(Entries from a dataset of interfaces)
—————

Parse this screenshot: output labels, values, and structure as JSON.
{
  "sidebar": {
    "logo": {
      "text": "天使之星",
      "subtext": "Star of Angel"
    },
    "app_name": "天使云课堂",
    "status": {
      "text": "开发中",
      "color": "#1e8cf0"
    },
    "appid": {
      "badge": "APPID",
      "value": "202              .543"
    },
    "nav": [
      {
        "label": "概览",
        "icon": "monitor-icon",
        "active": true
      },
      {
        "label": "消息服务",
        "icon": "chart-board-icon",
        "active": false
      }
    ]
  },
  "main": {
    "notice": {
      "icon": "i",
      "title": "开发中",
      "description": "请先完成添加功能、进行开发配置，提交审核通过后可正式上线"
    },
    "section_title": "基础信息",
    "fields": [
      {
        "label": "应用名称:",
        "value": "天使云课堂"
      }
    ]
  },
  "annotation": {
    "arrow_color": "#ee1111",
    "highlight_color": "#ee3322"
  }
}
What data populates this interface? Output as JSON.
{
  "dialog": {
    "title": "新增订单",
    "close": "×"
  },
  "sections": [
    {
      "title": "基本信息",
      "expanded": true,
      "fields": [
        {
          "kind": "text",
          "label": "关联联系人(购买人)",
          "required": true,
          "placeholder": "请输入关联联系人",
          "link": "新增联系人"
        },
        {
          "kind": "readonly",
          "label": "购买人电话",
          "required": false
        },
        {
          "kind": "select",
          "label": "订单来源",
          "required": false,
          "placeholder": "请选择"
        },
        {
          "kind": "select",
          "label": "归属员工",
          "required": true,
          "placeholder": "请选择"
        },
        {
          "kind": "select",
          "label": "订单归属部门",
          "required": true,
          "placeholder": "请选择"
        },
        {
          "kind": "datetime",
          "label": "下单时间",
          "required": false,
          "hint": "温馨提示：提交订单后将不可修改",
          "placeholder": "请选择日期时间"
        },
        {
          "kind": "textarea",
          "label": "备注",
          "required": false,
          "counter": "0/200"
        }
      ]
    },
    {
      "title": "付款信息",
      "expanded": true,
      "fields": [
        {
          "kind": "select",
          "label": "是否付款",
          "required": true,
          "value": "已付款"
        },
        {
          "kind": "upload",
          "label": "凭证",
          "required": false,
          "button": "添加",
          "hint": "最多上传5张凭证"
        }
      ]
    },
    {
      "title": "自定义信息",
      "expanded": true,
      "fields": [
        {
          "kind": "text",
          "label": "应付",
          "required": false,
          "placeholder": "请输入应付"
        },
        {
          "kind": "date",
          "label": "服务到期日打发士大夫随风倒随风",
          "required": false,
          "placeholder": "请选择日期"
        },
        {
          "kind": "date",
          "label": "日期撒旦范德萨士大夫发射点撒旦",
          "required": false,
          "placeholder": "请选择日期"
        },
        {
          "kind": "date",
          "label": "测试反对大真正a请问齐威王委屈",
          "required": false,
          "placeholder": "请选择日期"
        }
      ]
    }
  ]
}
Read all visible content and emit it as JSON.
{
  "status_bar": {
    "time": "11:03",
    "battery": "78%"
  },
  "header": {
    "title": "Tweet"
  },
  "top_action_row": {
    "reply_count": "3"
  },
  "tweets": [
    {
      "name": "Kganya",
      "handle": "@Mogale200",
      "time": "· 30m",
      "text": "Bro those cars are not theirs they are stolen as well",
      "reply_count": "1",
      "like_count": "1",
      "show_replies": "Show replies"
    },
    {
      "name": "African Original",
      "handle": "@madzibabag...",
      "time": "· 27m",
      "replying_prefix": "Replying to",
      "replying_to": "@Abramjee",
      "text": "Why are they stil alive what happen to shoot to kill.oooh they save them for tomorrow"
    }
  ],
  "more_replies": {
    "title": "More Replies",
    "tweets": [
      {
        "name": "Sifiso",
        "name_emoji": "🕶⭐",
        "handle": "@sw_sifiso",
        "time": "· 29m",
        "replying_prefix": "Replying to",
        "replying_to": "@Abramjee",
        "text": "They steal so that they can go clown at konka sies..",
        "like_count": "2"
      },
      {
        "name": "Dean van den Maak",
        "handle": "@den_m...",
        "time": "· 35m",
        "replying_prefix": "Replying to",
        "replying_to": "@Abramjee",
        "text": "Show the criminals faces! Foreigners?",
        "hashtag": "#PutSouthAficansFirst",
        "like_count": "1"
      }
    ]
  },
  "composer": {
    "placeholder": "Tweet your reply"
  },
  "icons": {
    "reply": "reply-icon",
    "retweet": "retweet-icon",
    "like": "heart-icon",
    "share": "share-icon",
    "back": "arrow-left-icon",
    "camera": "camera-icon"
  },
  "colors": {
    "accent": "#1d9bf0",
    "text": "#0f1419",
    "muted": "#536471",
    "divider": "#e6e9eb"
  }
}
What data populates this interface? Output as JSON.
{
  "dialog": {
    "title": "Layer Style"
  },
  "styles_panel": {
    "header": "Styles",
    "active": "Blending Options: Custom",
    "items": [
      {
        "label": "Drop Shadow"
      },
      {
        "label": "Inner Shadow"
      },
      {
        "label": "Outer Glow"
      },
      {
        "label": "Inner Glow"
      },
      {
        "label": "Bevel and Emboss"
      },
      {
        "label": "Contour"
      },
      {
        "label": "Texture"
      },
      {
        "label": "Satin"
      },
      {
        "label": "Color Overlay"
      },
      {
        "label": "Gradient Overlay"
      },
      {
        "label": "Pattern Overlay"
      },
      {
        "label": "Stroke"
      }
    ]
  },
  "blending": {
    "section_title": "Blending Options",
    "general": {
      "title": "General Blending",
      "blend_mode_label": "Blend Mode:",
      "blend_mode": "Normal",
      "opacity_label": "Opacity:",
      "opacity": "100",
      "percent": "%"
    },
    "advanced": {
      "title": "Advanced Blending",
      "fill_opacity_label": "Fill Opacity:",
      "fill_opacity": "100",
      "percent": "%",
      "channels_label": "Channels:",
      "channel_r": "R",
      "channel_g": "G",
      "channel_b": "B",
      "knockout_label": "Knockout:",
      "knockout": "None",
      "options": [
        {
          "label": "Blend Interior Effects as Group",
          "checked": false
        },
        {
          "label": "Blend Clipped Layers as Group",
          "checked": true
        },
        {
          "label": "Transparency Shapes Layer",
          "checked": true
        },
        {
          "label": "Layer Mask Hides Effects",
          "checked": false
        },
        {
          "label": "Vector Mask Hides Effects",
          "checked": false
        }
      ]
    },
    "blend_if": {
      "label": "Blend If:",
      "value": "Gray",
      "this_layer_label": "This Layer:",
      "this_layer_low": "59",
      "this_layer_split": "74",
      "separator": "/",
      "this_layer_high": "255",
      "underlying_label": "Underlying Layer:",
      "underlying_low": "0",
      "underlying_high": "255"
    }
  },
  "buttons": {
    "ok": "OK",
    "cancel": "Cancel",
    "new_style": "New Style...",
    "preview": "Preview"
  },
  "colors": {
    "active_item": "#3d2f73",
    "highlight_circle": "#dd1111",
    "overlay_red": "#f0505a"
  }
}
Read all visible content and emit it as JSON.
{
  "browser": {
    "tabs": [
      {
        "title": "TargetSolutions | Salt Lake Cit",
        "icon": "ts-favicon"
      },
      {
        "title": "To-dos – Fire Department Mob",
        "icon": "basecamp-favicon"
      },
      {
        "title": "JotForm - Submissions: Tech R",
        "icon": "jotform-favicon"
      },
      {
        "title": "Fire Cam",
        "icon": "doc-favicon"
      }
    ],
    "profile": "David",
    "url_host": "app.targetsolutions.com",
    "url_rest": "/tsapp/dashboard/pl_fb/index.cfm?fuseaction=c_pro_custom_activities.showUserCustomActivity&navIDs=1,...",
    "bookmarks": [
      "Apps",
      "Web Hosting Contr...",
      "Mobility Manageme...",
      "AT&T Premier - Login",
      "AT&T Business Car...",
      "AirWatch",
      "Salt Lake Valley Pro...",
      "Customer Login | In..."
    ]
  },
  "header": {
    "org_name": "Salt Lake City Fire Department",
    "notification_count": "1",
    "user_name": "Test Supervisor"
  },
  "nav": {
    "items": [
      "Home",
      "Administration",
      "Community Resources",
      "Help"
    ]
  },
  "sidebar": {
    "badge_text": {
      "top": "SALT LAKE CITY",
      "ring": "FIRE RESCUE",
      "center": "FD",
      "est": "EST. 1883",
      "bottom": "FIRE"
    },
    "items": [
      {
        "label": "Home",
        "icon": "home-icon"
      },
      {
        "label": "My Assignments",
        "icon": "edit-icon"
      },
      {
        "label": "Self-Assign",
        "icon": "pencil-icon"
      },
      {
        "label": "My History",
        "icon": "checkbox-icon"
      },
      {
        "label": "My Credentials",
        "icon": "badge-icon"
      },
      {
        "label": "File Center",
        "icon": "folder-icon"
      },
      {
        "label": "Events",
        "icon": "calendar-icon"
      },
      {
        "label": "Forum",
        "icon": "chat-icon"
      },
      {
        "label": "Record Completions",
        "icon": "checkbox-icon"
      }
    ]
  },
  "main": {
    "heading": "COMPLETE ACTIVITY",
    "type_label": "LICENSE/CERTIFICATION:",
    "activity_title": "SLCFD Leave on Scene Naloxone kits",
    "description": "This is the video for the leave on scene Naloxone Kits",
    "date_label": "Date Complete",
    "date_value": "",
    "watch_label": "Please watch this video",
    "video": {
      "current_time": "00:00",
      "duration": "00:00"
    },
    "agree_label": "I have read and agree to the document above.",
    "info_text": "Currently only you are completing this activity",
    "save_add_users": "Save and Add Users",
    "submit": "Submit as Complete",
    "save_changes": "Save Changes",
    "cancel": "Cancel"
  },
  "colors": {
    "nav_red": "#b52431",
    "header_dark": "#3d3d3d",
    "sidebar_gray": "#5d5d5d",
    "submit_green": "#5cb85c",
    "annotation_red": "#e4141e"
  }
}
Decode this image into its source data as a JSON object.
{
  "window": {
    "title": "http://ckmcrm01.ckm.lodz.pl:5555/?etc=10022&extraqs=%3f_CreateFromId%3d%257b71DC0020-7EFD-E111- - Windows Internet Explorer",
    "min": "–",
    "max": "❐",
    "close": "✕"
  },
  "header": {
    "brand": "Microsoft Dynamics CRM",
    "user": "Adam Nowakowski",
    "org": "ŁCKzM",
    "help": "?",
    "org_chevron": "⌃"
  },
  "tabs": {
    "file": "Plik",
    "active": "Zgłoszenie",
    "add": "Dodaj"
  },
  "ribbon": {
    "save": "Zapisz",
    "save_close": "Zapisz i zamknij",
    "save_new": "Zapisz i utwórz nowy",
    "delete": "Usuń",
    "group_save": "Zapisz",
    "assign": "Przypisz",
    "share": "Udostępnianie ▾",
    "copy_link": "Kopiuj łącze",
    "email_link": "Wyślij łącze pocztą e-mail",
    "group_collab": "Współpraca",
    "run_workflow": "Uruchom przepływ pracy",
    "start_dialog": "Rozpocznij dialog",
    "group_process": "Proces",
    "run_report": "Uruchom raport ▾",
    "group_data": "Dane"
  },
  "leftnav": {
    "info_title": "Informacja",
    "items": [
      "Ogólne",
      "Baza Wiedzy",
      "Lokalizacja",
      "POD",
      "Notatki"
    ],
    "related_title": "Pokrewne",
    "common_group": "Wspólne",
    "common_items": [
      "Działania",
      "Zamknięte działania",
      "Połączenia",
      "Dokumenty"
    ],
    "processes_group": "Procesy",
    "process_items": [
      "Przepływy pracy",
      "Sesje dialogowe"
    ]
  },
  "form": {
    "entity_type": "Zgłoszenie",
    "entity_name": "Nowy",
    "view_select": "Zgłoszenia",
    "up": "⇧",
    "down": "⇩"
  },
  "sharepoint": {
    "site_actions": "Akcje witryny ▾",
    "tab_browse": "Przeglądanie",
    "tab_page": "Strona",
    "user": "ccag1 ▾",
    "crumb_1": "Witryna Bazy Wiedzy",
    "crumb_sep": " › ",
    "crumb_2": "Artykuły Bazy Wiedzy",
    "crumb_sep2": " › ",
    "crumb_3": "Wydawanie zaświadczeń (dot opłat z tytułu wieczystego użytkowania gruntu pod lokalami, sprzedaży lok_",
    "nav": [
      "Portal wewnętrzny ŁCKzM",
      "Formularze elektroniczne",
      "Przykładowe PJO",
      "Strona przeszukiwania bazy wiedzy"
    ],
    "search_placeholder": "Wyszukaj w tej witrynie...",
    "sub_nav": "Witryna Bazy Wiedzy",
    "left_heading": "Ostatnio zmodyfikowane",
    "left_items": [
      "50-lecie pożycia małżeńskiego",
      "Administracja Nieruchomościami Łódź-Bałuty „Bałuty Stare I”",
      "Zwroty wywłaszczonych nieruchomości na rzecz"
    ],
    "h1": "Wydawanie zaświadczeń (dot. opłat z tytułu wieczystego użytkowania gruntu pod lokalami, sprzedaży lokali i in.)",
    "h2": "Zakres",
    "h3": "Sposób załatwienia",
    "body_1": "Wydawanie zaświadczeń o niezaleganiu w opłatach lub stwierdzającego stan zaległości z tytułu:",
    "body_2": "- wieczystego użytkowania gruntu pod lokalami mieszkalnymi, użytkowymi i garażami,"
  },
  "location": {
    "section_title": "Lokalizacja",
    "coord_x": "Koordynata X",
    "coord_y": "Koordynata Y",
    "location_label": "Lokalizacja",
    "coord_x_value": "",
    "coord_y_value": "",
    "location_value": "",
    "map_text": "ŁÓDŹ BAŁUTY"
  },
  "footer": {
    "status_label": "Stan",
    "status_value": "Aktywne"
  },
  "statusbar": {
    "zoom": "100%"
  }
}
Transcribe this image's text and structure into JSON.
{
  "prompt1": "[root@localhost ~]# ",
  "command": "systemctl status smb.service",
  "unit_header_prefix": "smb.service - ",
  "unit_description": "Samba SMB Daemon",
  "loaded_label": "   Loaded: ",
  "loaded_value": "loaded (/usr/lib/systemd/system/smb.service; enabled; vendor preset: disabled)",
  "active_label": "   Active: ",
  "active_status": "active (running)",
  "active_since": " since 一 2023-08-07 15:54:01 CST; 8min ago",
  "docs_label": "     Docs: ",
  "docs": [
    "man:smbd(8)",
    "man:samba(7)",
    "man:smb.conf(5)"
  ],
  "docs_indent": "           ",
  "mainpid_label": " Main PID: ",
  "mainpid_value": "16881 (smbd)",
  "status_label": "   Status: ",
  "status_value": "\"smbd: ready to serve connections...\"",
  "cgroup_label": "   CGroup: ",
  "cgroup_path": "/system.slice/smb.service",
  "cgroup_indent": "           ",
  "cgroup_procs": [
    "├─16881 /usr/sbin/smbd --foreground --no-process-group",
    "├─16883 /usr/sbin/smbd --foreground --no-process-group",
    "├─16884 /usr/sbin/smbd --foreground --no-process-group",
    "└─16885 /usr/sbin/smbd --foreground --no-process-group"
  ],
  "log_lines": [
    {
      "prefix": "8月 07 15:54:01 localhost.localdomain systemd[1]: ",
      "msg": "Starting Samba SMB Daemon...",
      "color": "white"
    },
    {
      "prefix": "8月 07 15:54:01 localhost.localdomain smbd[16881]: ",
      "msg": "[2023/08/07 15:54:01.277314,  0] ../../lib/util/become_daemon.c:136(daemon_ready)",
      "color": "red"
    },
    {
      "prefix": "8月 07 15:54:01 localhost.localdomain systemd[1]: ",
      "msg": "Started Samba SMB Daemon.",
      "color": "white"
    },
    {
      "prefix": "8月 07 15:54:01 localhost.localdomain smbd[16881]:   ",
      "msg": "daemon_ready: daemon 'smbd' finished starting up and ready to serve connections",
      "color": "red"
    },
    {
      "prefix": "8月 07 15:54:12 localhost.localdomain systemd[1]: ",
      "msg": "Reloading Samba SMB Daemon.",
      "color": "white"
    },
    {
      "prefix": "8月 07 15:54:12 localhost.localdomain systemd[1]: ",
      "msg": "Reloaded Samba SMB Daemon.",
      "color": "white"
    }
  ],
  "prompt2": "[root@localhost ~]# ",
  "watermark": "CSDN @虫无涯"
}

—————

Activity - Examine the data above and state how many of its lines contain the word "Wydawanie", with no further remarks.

Response box - 3